(Website and app data records)

• • • • •

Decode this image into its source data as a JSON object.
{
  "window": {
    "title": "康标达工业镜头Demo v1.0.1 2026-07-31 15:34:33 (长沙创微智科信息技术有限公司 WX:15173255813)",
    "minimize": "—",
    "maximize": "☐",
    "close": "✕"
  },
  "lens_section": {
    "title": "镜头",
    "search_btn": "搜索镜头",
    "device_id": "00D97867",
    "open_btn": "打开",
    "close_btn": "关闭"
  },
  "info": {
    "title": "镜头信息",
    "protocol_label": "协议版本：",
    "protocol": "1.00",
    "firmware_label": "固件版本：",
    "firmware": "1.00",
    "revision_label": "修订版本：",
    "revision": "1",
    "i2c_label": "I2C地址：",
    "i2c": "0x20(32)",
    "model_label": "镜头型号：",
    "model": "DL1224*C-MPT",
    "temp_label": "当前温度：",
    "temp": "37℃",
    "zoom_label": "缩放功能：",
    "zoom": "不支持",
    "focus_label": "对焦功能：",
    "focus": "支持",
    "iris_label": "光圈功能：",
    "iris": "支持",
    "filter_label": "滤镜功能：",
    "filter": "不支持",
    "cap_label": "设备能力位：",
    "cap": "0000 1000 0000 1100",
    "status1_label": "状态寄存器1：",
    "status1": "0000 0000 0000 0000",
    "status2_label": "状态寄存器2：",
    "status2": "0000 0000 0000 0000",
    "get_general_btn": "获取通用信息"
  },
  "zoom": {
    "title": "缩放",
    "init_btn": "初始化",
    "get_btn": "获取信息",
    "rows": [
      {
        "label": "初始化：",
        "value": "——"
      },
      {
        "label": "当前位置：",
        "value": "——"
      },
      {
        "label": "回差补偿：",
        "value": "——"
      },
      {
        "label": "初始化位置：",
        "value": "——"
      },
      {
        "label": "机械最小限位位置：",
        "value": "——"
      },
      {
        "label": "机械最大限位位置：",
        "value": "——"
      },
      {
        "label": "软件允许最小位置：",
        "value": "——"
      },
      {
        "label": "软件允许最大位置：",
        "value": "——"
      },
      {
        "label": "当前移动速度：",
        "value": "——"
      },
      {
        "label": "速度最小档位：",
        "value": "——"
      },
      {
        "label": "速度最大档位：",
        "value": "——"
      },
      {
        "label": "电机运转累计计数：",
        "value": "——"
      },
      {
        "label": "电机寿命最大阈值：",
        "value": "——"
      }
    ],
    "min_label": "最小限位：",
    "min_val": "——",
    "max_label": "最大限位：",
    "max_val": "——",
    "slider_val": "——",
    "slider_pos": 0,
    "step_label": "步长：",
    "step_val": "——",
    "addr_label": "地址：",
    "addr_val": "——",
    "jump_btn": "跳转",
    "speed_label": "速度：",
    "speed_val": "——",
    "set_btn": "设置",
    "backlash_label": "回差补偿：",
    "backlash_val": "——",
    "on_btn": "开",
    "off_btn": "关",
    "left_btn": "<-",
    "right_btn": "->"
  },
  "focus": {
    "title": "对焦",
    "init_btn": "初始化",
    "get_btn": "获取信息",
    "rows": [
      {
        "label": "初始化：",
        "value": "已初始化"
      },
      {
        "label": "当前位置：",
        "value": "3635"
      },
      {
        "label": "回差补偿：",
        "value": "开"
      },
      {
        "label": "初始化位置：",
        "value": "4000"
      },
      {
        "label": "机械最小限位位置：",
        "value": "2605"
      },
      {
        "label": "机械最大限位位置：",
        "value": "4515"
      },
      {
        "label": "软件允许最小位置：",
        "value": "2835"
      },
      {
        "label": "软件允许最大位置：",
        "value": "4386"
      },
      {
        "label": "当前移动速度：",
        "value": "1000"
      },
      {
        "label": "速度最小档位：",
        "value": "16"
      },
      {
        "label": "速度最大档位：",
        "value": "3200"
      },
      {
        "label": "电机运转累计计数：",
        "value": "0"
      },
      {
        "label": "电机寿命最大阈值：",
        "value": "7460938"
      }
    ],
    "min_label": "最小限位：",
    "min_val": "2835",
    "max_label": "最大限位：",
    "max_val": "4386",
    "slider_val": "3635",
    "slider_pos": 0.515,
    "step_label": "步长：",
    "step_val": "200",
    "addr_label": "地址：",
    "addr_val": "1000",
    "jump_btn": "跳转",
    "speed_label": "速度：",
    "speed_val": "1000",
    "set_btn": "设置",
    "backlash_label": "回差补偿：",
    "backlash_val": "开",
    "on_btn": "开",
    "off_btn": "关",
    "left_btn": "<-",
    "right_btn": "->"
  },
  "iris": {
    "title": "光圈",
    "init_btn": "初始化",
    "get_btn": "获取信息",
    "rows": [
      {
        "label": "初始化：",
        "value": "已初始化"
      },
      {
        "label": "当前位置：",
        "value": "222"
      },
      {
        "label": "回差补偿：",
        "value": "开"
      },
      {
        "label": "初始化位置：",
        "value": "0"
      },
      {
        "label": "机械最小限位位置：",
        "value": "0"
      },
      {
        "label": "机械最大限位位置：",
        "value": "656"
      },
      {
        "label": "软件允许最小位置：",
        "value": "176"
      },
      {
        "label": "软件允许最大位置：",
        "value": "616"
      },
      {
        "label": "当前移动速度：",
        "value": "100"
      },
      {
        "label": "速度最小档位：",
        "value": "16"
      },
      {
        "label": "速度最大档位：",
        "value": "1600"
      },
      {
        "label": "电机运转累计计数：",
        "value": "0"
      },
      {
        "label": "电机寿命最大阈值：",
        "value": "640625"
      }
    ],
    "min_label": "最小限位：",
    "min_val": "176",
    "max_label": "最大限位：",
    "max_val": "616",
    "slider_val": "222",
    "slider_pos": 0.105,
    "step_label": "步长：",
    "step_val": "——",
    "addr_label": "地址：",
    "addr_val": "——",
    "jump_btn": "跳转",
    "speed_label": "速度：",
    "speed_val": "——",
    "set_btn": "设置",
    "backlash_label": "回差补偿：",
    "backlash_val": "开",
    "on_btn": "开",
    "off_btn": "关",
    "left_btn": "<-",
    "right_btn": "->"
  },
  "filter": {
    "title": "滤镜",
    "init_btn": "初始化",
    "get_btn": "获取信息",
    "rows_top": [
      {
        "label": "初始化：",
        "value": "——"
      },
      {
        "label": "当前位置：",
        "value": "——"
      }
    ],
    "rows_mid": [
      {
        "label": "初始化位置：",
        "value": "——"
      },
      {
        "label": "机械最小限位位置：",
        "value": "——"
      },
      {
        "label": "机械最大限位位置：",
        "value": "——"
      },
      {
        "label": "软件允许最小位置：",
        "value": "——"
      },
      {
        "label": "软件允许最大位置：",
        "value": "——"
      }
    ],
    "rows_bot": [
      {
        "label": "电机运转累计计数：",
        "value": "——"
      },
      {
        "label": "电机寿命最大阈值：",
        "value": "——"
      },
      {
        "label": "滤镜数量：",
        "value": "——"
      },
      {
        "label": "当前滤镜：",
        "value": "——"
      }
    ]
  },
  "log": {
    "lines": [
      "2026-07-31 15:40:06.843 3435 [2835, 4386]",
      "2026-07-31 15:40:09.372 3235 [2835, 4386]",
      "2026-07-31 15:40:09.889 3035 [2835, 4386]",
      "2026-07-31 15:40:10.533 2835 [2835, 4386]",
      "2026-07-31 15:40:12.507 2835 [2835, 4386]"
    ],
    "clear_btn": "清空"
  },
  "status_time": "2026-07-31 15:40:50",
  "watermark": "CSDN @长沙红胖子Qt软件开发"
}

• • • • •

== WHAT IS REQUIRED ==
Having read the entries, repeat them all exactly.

== EXERCISE OUTPUT ==
Decode this image into its source data as a JSON object.
{
  "window": {
    "title": "康标达工业镜头Demo v1.0.1 2026-07-31 15:34:33 (长沙创微智科信息技术有限公司 WX:15173255813)",
    "minimize": "—",
    "maximize": "☐",
    "close": "✕"
  },
  "lens_section": {
    "title": "镜头",
    "search_btn": "搜索镜头",
    "device_id": "00D97867",
    "open_btn": "打开",
    "close_btn": "关闭"
  },
  "info": {
    "title": "镜头信息",
    "protocol_label": "协议版本：",
    "protocol": "1.00",
    "firmware_label": "固件版本：",
    "firmware": "1.00",
    "revision_label": "修订版本：",
    "revision": "1",
    "i2c_label": "I2C地址：",
    "i2c": "0x20(32)",
    "model_label": "镜头型号：",
    "model": "DL1224*C-MPT",
    "temp_label": "当前温度：",
    "temp": "37℃",
    "zoom_label": "缩放功能：",
    "zoom": "不支持",
    "focus_label": "对焦功能：",
    "focus": "支持",
    "iris_label": "光圈功能：",
    "iris": "支持",
    "filter_label": "滤镜功能：",
    "filter": "不支持",
    "cap_label": "设备能力位：",
    "cap": "0000 1000 0000 1100",
    "status1_label": "状态寄存器1：",
    "status1": "0000 0000 0000 0000",
    "status2_label": "状态寄存器2：",
    "status2": "0000 0000 0000 0000",
    "get_general_btn": "获取通用信息"
  },
  "zoom": {
    "title": "缩放",
    "init_btn": "初始化",
    "get_btn": "获取信息",
    "rows": [
      {
        "label": "初始化：",
        "value": "——"
      },
      {
        "label": "当前位置：",
        "value": "——"
      },
      {
        "label": "回差补偿：",
        "value": "——"
      },
      {
        "label": "初始化位置：",
        "value": "——"
      },
      {
        "label": "机械最小限位位置：",
        "value": "——"
      },
      {
        "label": "机械最大限位位置：",
        "value": "——"
      },
      {
        "label": "软件允许最小位置：",
        "value": "——"
      },
      {
        "label": "软件允许最大位置：",
        "value": "——"
      },
      {
        "label": "当前移动速度：",
        "value": "——"
      },
      {
        "label": "速度最小档位：",
        "value": "——"
      },
      {
        "label": "速度最大档位：",
        "value": "——"
      },
      {
        "label": "电机运转累计计数：",
        "value": "——"
      },
      {
        "label": "电机寿命最大阈值：",
        "value": "——"
      }
    ],
    "min_label": "最小限位：",
    "min_val": "——",
    "max_label": "最大限位：",
    "max_val": "——",
    "slider_val": "——",
    "slider_pos": 0,
    "step_label": "步长：",
    "step_val": "——",
    "addr_label": "地址：",
    "addr_val": "——",
    "jump_btn": "跳转",
    "speed_label": "速度：",
    "speed_val": "——",
    "set_btn": "设置",
    "backlash_label": "回差补偿：",
    "backlash_val": "——",
    "on_btn": "开",
    "off_btn": "关",
    "left_btn": "<-",
    "right_btn": "->"
  },
  "focus": {
    "title": "对焦",
    "init_btn": "初始化",
    "get_btn": "获取信息",
    "rows": [
      {
        "label": "初始化：",
        "value": "已初始化"
      },
      {
        "label": "当前位置：",
        "value": "3635"
      },
      {
        "label": "回差补偿：",
        "value": "开"
      },
      {
        "label": "初始化位置：",
        "value": "4000"
      },
      {
        "label": "机械最小限位位置：",
        "value": "2605"
      },
      {
        "label": "机械最大限位位置：",
        "value": "4515"
      },
      {
        "label": "软件允许最小位置：",
        "value": "2835"
      },
      {
        "label": "软件允许最大位置：",
        "value": "4386"
      },
      {
        "label": "当前移动速度：",
        "value": "1000"
      },
      {
        "label": "速度最小档位：",
        "value": "16"
      },
      {
        "label": "速度最大档位：",
        "value": "3200"
      },
      {
        "label": "电机运转累计计数：",
        "value": "0"
      },
      {
        "label": "电机寿命最大阈值：",
        "value": "7460938"
      }
    ],
    "min_label": "最小限位：",
    "min_val": "2835",
    "max_label": "最大限位：",
    "max_val": "4386",
    "slider_val": "3635",
    "slider_pos": 0.515,
    "step_label": "步长：",
    "step_val": "200",
    "addr_label": "地址：",
    "addr_val": "1000",
    "jump_btn": "跳转",
    "speed_label": "速度：",
    "speed_val": "1000",
    "set_btn": "设置",
    "backlash_label": "回差补偿：",
    "backlash_val": "开",
    "on_btn": "开",
    "off_btn": "关",
    "left_btn": "<-",
    "right_btn": "->"
  },
  "iris": {
    "title": "光圈",
    "init_btn": "初始化",
    "get_btn": "获取信息",
    "rows": [
      {
        "label": "初始化：",
        "value": "已初始化"
      },
      {
        "label": "当前位置：",
        "value": "222"
      },
      {
        "label": "回差补偿：",
        "value": "开"
      },
      {
        "label": "初始化位置：",
        "value": "0"
      },
      {
        "label": "机械最小限位位置：",
        "value": "0"
      },
      {
        "label": "机械最大限位位置：",
        "value": "656"
      },
      {
        "label": "软件允许最小位置：",
        "value": "176"
      },
      {
        "label": "软件允许最大位置：",
        "value": "616"
      },
      {
        "label": "当前移动速度：",
        "value": "100"
      },
      {
        "label": "速度最小档位：",
        "value": "16"
      },
      {
        "label": "速度最大档位：",
        "value": "1600"
      },
      {
        "label": "电机运转累计计数：",
        "value": "0"
      },
      {
        "label": "电机寿命最大阈值：",
        "value": "640625"
      }
    ],
    "min_label": "最小限位：",
    "min_val": "176",
    "max_label": "最大限位：",
    "max_val": "616",
    "slider_val": "222",
    "slider_pos": 0.105,
    "step_label": "步长：",
    "step_val": "——",
    "addr_label": "地址：",
    "addr_val": "——",
    "jump_btn": "跳转",
    "speed_label": "速度：",
    "speed_val": "——",
    "set_btn": "设置",
    "backlash_label": "回差补偿：",
    "backlash_val": "开",
    "on_btn": "开",
    "off_btn": "关",
    "left_btn": "<-",
    "right_btn": "->"
  },
  "filter": {
    "title": "滤镜",
    "init_btn": "初始化",
    "get_btn": "获取信息",
    "rows_top": [
      {
        "label": "初始化：",
        "value": "——"
      },
      {
        "label": "当前位置：",
        "value": "——"
      }
    ],
    "rows_mid": [
      {
        "label": "初始化位置：",
        "value": "——"
      },
      {
        "label": "机械最小限位位置：",
        "value": "——"
      },
      {
        "label": "机械最大限位位置：",
        "value": "——"
      },
      {
        "label": "软件允许最小位置：",
        "value": "——"
      },
      {
        "label": "软件允许最大位置：",
        "value": "——"
      }
    ],
    "rows_bot": [
      {
        "label": "电机运转累计计数：",
        "value": "——"
      },
      {
        "label": "电机寿命最大阈值：",
        "value": "——"
      },
      {
        "label": "滤镜数量：",
        "value": "——"
      },
      {
        "label": "当前滤镜：",
        "value": "——"
      }
    ]
  },
  "log": {
    "lines": [
      "2026-07-31 15:40:06.843 3435 [2835, 4386]",
      "2026-07-31 15:40:09.372 3235 [2835, 4386]",
      "2026-07-31 15:40:09.889 3035 [2835, 4386]",
      "2026-07-31 15:40:10.533 2835 [2835, 4386]",
      "2026-07-31 15:40:12.507 2835 [2835, 4386]"
    ],
    "clear_btn": "清空"
  },
  "status_time": "2026-07-31 15:40:50",
  "watermark": "CSDN @长沙红胖子Qt软件开发"
}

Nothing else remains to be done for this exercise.